# Records for this exercise
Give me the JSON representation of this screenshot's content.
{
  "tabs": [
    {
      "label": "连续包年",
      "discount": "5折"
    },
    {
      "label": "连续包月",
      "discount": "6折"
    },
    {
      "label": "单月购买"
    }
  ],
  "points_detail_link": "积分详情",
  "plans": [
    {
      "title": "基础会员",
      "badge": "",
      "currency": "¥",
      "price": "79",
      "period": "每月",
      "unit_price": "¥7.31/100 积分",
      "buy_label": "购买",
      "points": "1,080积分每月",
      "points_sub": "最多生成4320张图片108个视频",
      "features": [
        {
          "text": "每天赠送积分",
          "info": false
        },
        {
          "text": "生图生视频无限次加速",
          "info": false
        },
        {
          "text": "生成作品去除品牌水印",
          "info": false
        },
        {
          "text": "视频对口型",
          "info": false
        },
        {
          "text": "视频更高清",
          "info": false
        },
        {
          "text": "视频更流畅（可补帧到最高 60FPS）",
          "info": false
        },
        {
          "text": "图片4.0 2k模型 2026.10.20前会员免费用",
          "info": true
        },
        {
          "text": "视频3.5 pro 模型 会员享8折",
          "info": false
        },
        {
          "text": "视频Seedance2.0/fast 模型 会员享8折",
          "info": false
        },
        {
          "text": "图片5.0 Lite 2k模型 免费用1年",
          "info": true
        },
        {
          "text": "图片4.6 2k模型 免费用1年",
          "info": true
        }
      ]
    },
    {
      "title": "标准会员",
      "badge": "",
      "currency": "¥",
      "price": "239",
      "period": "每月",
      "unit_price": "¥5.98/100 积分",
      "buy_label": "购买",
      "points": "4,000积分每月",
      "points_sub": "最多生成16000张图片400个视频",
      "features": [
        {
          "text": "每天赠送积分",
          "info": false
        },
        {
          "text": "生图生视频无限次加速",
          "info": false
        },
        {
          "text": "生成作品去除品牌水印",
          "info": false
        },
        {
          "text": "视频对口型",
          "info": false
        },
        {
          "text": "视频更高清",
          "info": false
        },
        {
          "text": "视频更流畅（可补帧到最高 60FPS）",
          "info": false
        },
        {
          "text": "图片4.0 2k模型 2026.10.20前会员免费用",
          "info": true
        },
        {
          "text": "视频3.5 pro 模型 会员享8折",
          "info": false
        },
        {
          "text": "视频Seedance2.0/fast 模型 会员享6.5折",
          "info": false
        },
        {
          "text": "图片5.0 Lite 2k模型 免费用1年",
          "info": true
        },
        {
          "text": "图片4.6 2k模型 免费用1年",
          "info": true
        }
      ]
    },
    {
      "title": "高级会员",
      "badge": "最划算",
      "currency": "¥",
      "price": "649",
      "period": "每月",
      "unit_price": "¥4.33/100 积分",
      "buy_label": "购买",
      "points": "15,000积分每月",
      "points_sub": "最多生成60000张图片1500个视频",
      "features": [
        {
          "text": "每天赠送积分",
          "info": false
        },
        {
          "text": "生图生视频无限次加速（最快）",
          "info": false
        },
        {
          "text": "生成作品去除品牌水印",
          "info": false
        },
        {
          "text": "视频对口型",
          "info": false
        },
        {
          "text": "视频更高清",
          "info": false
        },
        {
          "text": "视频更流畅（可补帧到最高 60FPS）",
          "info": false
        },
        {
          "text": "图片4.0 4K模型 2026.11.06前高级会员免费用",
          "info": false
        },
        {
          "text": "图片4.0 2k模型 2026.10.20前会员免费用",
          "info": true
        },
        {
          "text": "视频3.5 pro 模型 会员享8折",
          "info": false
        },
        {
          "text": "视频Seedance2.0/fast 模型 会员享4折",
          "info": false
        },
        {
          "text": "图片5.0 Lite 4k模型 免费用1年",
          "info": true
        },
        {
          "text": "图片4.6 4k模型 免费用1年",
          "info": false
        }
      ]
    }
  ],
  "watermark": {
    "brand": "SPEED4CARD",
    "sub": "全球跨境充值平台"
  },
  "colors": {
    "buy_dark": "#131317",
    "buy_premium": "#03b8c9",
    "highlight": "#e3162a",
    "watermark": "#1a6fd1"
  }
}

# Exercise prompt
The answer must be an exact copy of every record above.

# Exercise solution
Give me the JSON representation of this screenshot's content.
{
  "tabs": [
    {
      "label": "连续包年",
      "discount": "5折"
    },
    {
      "label": "连续包月",
      "discount": "6折"
    },
    {
      "label": "单月购买"
    }
  ],
  "points_detail_link": "积分详情",
  "plans": [
    {
      "title": "基础会员",
      "badge": "",
      "currency": "¥",
      "price": "79",
      "period": "每月",
      "unit_price": "¥7.31/100 积分",
      "buy_label": "购买",
      "points": "1,080积分每月",
      "points_sub": "最多生成4320张图片108个视频",
      "features": [
        {
          "text": "每天赠送积分",
          "info": false
        },
        {
          "text": "生图生视频无限次加速",
          "info": false
        },
        {
          "text": "生成作品去除品牌水印",
          "info": false
        },
        {
          "text": "视频对口型",
          "info": false
        },
        {
          "text": "视频更高清",
          "info": false
        },
        {
          "text": "视频更流畅（可补帧到最高 60FPS）",
          "info": false
        },
        {
          "text": "图片4.0 2k模型 2026.10.20前会员免费用",
          "info": true
        },
        {
          "text": "视频3.5 pro 模型 会员享8折",
          "info": false
        },
        {
          "text": "视频Seedance2.0/fast 模型 会员享8折",
          "info": false
        },
        {
          "text": "图片5.0 Lite 2k模型 免费用1年",
          "info": true
        },
        {
          "text": "图片4.6 2k模型 免费用1年",
          "info": true
        }
      ]
    },
    {
      "title": "标准会员",
      "badge": "",
      "currency": "¥",
      "price": "239",
      "period": "每月",
      "unit_price": "¥5.98/100 积分",
      "buy_label": "购买",
      "points": "4,000积分每月",
      "points_sub": "最多生成16000张图片400个视频",
      "features": [
        {
          "text": "每天赠送积分",
          "info": false
        },
        {
          "text": "生图生视频无限次加速",
          "info": false
        },
        {
          "text": "生成作品去除品牌水印",
          "info": false
        },
        {
          "text": "视频对口型",
          "info": false
        },
        {
          "text": "视频更高清",
          "info": false
        },
        {
          "text": "视频更流畅（可补帧到最高 60FPS）",
          "info": false
        },
        {
          "text": "图片4.0 2k模型 2026.10.20前会员免费用",
          "info": true
        },
        {
          "text": "视频3.5 pro 模型 会员享8折",
          "info": false
        },
        {
          "text": "视频Seedance2.0/fast 模型 会员享6.5折",
          "info": false
        },
        {
          "text": "图片5.0 Lite 2k模型 免费用1年",
          "info": true
        },
        {
          "text": "图片4.6 2k模型 免费用1年",
          "info": true
        }
      ]
    },
    {
      "title": "高级会员",
      "badge": "最划算",
      "currency": "¥",
      "price": "649",
      "period": "每月",
      "unit_price": "¥4.33/100 积分",
      "buy_label": "购买",
      "points": "15,000积分每月",
      "points_sub": "最多生成60000张图片1500个视频",
      "features": [
        {
          "text": "每天赠送积分",
          "info": false
        },
        {
          "text": "生图生视频无限次加速（最快）",
          "info": false
        },
        {
          "text": "生成作品去除品牌水印",
          "info": false
        },
        {
          "text": "视频对口型",
          "info": false
        },
        {
          "text": "视频更高清",
          "info": false
        },
        {
          "text": "视频更流畅（可补帧到最高 60FPS）",
          "info": false
        },
        {
          "text": "图片4.0 4K模型 2026.11.06前高级会员免费用",
          "info": false
        },
        {
          "text": "图片4.0 2k模型 2026.10.20前会员免费用",
          "info": true
        },
        {
          "text": "视频3.5 pro 模型 会员享8折",
          "info": false
        },
        {
          "text": "视频Seedance2.0/fast 模型 会员享4折",
          "info": false
        },
        {
          "text": "图片5.0 Lite 4k模型 免费用1年",
          "info": true
        },
        {
          "text": "图片4.6 4k模型 免费用1年",
          "info": false
        }
      ]
    }
  ],
  "watermark": {
    "brand": "SPEED4CARD",
    "sub": "全球跨境充值平台"
  },
  "colors": {
    "buy_dark": "#131317",
    "buy_premium": "#03b8c9",
    "highlight": "#e3162a",
    "watermark": "#1a6fd1"
  }
}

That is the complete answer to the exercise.